Women have been taught that the ultimate sexual achievement is simultaneous orgasm during sex. When women focus on having orgasms during intercourse, they're ignoring the basic facts of their sexual anatomy. Most studies reveal that 60 to 80 percent of women never have orgasms during sexyet a lot of women hesitate to ask their lovers to bring them to a sexual climax through other sexual activities.
But they exist, and with a little awareness and attention, you can get the Os you deserve, from the fireworks-on-display kind to the calm oh-my-gods. When you find yourself missing out on the Big O, there are three likely culprits: expectations, communication, and method. And alongside all of that, experimenting is required.
Here's how to inoculate ourselves against negative ones. Verified by Psychology Today. All About Sex.
The clitoris actually stretches backwards into her body and branches into a wishbone shape that wraps around the front and sides of her vagina. Lucky for you, that means there are lots of ways to stimulate the most sensitive part of her body. But the area just above her glans is an even hotter spot for many women.
Yeah, that basically sums up your clit. In other words, clit stimulation is a must when it comes to mind-blowing sex.

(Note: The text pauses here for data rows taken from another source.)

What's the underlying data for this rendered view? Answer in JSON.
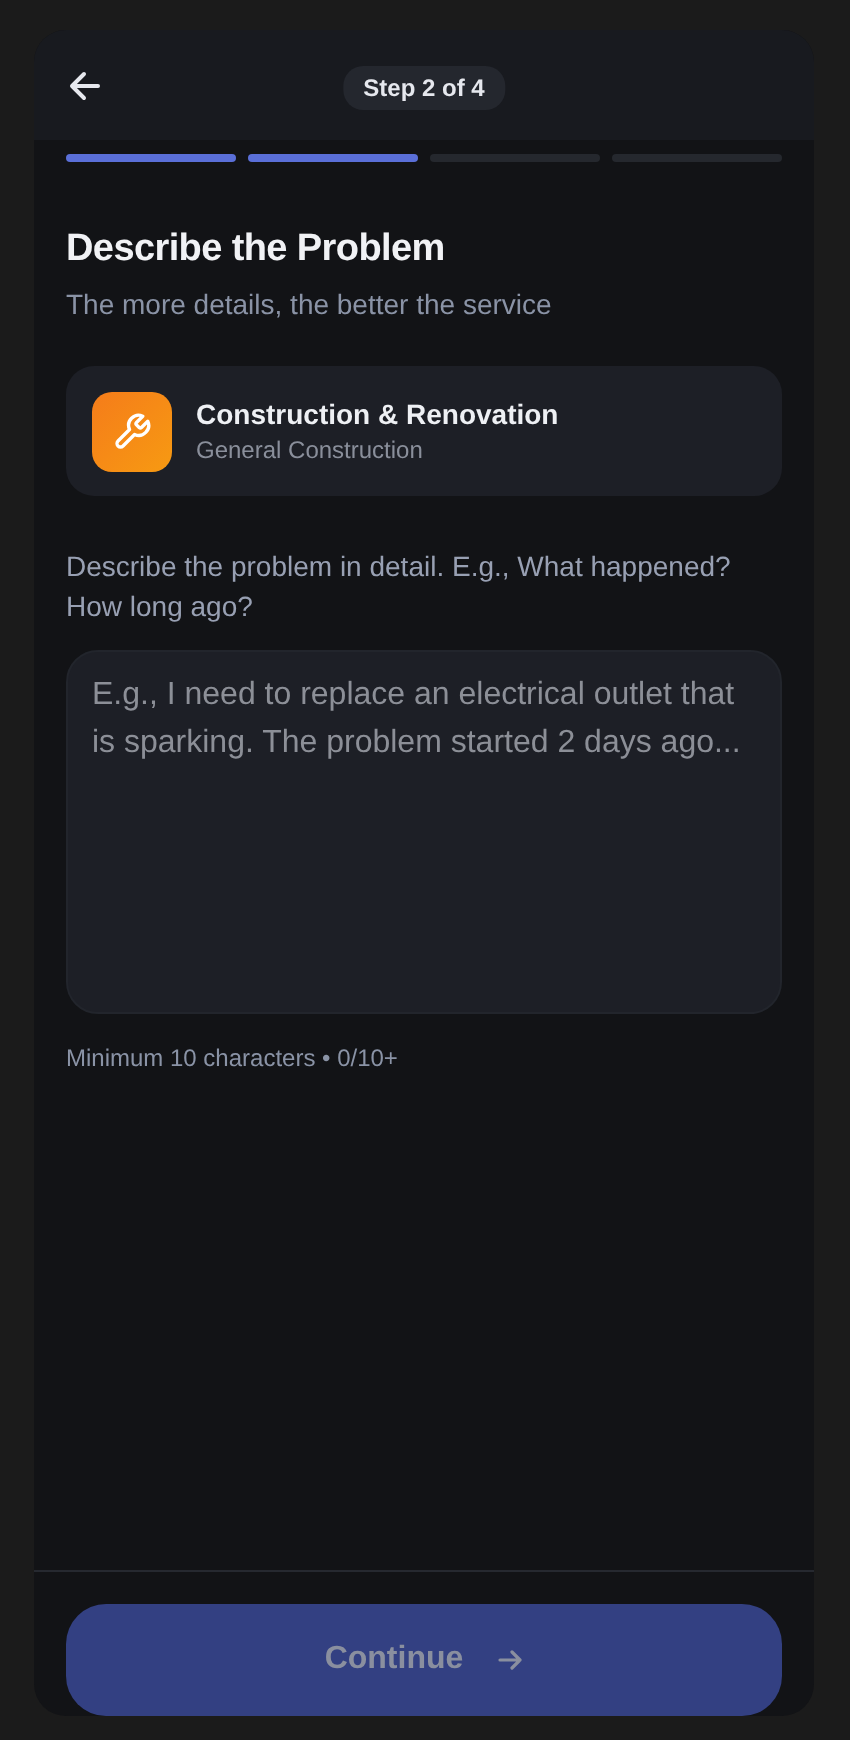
{
  "header": {
    "step_label": "Step 2 of 4"
  },
  "progress": [
    {
      "done": true
    },
    {
      "done": true
    },
    {
      "done": false
    },
    {
      "done": false
    }
  ],
  "title": "Describe the Problem",
  "subtitle": "The more details, the better the service",
  "category": {
    "name": "Construction & Renovation",
    "subcategory": "General Construction"
  },
  "description": {
    "label": "Describe the problem in detail. E.g., What happened? How long ago?",
    "placeholder": "E.g., I need to replace an electrical outlet that is sparking. The problem started 2 days ago...",
    "hint": "Minimum 10 characters • 0/10+"
  },
  "continue_button": {
    "label": "Continue",
    "disabled": true
  }
}
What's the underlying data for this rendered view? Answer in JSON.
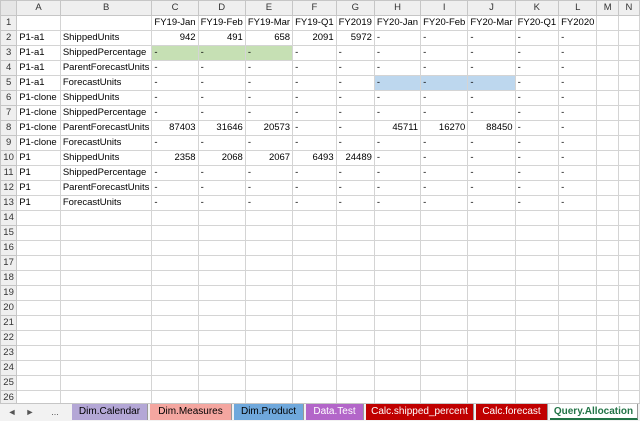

But given that your clitoral glans—that nub you can see on the outside, which contain the most nerve endings in the clit, 8, to be exact—can be anywhere from 2.
For women and people with vaginasorgasms most commonly come from the clitoris, located above the vaginal opening and urethra 1,2,3. Erogenous zones are areas of the body that elicit a sexual response when stimulated. The clitoris is one of the most sensitive erogenous zones due to its high concentration of nerve endings 4,5.

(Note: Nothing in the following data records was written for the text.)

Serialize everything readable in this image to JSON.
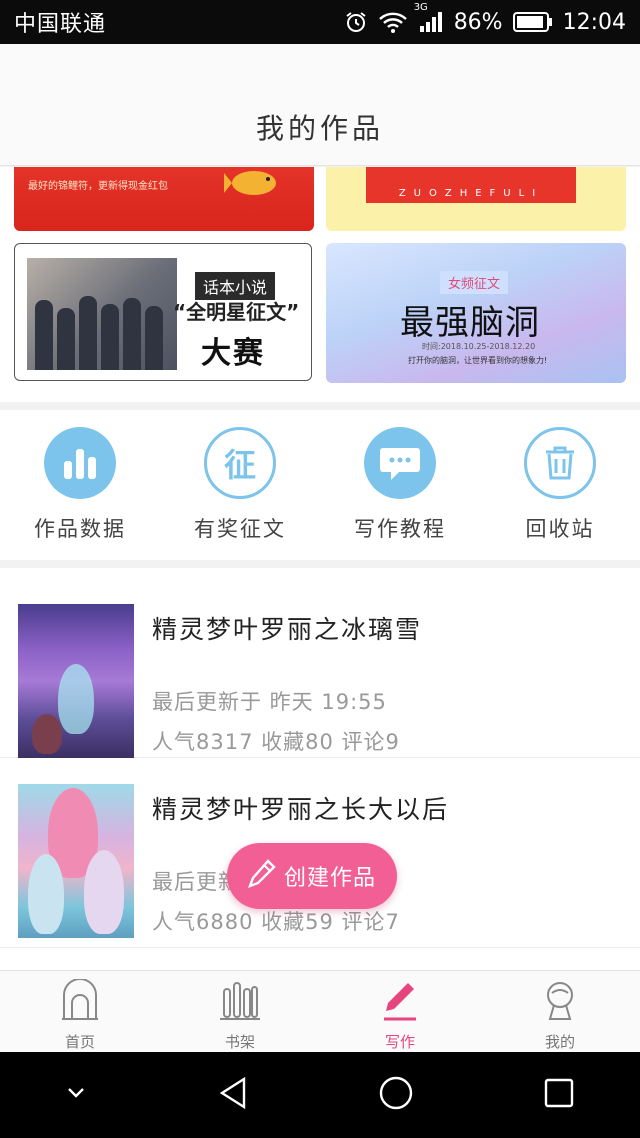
{
  "status_bar": {
    "carrier": "中国联通",
    "network": "3G",
    "battery": "86%",
    "time": "12:04"
  },
  "header": {
    "title": "我的作品"
  },
  "banners": {
    "red_text": "最好的锦鲤符，更新得现金红包",
    "yellow_sub": "ZUOZHEFULI",
    "contest_tag": "话本小说",
    "contest_line1": "“全明星征文”",
    "contest_line2": "大赛",
    "brain_tag": "女频征文",
    "brain_title": "最强脑洞",
    "brain_date": "时间:2018.10.25-2018.12.20",
    "brain_sub": "打开你的脑洞，让世界看到你的想象力!"
  },
  "shortcuts": [
    {
      "label": "作品数据",
      "icon": "bar-chart-icon"
    },
    {
      "label": "有奖征文",
      "icon": "zheng-icon"
    },
    {
      "label": "写作教程",
      "icon": "chat-bubble-icon"
    },
    {
      "label": "回收站",
      "icon": "trash-icon"
    }
  ],
  "works": [
    {
      "title": "精灵梦叶罗丽之冰璃雪",
      "updated": "最后更新于 昨天 19:55",
      "stats": "人气8317 收藏80 评论9"
    },
    {
      "title": "精灵梦叶罗丽之长大以后",
      "updated": "最后更新于",
      "stats": "人气6880 收藏59 评论7"
    }
  ],
  "fab": {
    "label": "创建作品"
  },
  "tabs": [
    {
      "label": "首页",
      "icon": "home-icon",
      "active": false
    },
    {
      "label": "书架",
      "icon": "bookshelf-icon",
      "active": false
    },
    {
      "label": "写作",
      "icon": "pen-icon",
      "active": true
    },
    {
      "label": "我的",
      "icon": "profile-icon",
      "active": false
    }
  ],
  "colors": {
    "accent_pink": "#e6457d",
    "fab_pink": "#f25f95",
    "icon_blue": "#7cc4ec"
  }
}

Since the Victorian era, the pendulum has swung from the vagina to the clitoris, and to some extent back again, with the current debate stuck over whether internal sensory structures exist in the vagina that could account for orgasms based largely on their stimulation, or whether stimulation of the external glans clitoris is always necessary for orgasm. We review the history of the clitoral versus vaginal orgasm debate as it has evolved with conflicting ideas and data from psychiatry and psychoanalysis, epidemiology, evolutionary theory, feminist political theory, physiology, and finally neuroscience. The process of integration is iterative and can change across the lifespan with new experiences of orgasm.